### Records

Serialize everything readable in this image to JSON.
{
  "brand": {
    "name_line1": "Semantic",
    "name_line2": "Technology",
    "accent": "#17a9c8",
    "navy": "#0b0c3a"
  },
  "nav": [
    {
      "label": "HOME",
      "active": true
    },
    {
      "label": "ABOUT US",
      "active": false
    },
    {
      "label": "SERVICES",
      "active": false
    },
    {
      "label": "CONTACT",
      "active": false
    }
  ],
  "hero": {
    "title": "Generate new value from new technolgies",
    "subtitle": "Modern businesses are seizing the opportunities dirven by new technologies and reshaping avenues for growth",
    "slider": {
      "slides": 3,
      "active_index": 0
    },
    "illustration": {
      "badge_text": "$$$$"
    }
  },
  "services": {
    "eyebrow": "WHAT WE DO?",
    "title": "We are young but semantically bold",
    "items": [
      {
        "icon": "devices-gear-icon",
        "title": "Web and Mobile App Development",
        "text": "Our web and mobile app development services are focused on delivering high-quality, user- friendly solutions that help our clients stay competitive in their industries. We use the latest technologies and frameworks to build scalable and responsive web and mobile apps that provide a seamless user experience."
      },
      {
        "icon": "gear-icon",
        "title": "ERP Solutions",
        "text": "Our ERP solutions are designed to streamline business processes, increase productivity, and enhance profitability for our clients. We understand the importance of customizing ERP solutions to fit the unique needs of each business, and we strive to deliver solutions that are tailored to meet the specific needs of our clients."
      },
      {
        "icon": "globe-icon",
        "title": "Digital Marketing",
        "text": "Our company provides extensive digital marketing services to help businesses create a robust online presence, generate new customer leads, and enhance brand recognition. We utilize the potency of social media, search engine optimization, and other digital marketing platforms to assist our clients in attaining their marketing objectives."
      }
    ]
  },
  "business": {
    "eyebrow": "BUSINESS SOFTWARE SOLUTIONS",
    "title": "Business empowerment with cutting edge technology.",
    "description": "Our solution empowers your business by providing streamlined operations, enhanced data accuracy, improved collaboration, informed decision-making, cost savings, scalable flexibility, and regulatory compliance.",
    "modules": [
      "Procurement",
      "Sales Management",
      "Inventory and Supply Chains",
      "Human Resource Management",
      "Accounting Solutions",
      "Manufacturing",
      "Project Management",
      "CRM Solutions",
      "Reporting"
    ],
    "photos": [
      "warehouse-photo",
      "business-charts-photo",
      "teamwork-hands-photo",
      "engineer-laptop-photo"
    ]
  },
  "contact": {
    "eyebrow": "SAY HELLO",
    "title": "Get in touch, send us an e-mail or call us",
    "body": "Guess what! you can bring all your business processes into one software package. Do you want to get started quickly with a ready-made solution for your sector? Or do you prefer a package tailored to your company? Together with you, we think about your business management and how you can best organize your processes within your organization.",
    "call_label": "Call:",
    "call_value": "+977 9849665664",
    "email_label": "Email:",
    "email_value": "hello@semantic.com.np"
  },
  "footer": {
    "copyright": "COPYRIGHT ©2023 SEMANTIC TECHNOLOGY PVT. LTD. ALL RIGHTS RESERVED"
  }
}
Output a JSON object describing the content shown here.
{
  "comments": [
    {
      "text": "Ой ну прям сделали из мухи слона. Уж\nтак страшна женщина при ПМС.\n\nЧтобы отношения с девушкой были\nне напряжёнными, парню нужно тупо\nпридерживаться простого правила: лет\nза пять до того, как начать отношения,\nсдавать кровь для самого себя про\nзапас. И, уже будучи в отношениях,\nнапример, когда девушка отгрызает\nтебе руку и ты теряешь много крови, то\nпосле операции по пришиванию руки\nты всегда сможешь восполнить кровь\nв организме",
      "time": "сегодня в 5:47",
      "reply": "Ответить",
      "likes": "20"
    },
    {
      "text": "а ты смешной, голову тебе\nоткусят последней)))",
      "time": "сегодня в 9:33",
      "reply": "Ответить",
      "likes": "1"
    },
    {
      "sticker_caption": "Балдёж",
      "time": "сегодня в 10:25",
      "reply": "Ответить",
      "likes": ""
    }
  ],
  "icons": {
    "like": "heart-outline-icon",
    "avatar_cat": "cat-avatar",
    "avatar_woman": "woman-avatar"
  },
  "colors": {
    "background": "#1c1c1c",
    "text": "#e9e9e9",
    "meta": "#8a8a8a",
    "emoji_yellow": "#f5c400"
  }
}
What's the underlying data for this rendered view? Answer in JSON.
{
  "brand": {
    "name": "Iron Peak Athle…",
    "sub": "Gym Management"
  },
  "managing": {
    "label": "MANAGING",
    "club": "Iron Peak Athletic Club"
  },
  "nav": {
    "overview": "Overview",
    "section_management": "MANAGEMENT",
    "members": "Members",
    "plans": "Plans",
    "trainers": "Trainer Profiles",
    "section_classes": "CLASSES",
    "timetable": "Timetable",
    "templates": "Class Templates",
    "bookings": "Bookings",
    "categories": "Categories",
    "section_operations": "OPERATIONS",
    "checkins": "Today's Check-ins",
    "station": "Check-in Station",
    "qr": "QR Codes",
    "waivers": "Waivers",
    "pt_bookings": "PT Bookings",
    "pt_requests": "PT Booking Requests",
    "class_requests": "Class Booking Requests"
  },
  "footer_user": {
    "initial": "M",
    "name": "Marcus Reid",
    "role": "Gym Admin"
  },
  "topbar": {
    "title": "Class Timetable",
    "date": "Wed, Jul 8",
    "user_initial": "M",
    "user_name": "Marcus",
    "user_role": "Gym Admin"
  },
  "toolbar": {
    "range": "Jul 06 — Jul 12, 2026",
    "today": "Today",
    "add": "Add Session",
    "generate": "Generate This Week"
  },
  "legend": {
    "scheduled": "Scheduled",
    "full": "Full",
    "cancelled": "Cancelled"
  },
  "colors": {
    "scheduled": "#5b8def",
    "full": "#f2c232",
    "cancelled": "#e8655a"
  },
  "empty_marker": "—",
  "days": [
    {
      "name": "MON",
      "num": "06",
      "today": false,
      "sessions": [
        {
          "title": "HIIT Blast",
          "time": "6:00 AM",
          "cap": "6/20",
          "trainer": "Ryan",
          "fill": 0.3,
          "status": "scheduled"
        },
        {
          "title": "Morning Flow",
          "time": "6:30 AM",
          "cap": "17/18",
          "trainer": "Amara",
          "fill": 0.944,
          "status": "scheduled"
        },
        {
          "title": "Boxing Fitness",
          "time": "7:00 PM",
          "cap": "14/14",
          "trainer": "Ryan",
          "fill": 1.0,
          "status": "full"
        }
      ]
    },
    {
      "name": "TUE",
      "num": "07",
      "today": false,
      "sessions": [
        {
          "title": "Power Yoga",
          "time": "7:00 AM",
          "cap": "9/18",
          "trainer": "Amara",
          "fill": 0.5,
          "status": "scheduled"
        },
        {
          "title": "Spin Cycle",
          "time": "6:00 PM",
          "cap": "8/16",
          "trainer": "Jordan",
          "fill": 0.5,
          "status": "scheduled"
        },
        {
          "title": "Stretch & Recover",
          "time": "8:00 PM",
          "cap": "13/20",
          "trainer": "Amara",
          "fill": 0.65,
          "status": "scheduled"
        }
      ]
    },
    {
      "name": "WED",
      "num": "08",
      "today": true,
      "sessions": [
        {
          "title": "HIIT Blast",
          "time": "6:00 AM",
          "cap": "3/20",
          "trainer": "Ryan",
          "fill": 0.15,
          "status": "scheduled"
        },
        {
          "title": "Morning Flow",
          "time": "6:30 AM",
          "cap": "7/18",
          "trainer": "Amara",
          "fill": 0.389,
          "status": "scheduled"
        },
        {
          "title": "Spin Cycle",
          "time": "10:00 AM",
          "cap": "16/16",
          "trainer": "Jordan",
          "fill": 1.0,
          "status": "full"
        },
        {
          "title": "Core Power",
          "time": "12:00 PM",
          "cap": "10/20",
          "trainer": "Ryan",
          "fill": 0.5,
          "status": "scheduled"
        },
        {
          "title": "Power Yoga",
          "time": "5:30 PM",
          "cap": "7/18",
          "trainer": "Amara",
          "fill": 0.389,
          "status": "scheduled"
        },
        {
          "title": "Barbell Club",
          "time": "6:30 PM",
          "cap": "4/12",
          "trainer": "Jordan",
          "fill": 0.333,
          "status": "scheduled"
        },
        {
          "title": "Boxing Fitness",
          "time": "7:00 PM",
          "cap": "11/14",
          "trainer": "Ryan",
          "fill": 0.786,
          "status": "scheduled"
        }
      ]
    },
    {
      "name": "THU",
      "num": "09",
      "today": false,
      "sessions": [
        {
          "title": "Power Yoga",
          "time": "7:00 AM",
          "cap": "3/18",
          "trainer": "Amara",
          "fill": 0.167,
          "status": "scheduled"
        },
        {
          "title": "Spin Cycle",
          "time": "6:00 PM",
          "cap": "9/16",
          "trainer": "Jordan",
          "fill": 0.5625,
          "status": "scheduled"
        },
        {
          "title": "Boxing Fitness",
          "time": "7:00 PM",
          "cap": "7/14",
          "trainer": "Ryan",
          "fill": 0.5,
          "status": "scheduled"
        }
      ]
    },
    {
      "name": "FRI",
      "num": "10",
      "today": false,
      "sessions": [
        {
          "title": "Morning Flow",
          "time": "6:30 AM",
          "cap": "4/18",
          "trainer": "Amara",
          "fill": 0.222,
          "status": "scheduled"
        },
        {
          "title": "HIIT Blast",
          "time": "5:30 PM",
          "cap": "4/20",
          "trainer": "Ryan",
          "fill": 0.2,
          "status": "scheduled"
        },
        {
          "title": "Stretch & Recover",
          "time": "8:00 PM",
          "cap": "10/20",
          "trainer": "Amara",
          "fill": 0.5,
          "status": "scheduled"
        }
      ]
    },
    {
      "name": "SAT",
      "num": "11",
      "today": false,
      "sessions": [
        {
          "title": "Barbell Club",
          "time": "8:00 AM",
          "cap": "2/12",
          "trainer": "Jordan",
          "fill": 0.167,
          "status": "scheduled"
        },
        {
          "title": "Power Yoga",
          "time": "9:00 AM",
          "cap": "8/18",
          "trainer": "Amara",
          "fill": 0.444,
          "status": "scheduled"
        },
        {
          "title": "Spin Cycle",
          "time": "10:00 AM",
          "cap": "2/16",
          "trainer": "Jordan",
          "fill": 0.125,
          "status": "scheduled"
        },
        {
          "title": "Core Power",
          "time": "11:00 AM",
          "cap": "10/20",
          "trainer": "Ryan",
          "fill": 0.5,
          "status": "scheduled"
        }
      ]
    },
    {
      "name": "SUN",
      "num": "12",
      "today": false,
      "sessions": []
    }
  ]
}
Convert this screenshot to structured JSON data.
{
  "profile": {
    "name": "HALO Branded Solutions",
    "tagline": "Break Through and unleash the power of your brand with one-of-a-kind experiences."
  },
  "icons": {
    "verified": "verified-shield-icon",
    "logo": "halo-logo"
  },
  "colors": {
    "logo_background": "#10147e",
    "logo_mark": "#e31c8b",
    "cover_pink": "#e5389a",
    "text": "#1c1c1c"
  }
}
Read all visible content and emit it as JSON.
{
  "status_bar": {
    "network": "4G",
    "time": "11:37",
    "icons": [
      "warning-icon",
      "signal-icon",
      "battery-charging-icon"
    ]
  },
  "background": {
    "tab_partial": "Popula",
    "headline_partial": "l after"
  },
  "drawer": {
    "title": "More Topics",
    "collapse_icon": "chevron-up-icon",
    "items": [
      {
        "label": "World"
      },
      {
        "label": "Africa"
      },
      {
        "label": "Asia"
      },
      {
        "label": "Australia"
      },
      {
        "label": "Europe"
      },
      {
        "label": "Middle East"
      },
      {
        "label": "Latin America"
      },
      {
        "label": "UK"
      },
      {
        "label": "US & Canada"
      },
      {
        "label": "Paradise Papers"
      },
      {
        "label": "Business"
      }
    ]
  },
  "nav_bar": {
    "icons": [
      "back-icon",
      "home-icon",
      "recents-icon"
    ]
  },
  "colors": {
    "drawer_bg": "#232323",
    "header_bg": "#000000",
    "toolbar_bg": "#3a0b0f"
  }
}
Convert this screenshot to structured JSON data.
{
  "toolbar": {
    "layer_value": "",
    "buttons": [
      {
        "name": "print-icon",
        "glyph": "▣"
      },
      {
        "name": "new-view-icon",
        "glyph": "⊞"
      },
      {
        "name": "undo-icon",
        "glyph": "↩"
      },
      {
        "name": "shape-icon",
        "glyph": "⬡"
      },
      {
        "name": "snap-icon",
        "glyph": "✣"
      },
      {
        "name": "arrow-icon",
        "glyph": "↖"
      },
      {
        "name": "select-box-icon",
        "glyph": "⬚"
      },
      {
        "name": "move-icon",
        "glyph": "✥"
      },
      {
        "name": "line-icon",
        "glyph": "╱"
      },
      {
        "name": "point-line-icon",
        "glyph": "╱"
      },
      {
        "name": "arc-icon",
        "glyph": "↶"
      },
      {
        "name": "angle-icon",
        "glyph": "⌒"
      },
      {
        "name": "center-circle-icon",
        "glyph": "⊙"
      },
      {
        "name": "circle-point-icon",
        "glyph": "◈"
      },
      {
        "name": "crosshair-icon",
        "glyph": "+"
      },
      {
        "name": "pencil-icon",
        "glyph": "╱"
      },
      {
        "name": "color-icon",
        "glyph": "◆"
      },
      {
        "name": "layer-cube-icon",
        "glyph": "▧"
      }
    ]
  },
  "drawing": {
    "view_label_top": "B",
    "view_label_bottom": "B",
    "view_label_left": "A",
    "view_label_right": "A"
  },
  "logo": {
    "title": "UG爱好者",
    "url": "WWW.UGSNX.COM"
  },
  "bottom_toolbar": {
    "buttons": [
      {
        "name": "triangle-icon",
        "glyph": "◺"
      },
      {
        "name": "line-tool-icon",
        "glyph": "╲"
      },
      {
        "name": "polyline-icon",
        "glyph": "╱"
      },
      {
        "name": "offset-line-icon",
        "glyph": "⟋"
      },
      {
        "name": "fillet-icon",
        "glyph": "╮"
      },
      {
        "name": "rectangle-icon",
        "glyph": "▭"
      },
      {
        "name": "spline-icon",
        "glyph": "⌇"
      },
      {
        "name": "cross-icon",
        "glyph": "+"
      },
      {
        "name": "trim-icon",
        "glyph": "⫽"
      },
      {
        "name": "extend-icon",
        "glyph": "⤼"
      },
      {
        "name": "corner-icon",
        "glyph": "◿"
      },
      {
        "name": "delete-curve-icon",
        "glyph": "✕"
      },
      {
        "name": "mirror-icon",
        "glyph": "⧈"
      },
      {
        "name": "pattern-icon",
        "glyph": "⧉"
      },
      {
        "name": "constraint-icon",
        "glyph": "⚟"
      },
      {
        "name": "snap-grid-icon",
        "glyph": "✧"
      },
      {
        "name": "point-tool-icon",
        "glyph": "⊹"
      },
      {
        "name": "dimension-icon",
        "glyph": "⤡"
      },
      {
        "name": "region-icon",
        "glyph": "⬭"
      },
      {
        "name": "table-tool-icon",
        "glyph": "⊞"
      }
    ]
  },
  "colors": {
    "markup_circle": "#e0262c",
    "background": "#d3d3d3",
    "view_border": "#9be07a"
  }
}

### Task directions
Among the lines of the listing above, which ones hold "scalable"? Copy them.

### Response to this exercise
        "text": "Our web and mobile app development services are focused on delivering high-quality, user- friendly solutions that help our clients stay competitive in their industries. We use the latest technologies and frameworks to build scalable and responsive web and mobile apps that provide a seamless user experience."
    "description": "Our solution empowers your business by providing streamlined operations, enhanced data accuracy, improved collaboration, informed decision-making, cost savings, scalable flexibility, and regulatory compliance.",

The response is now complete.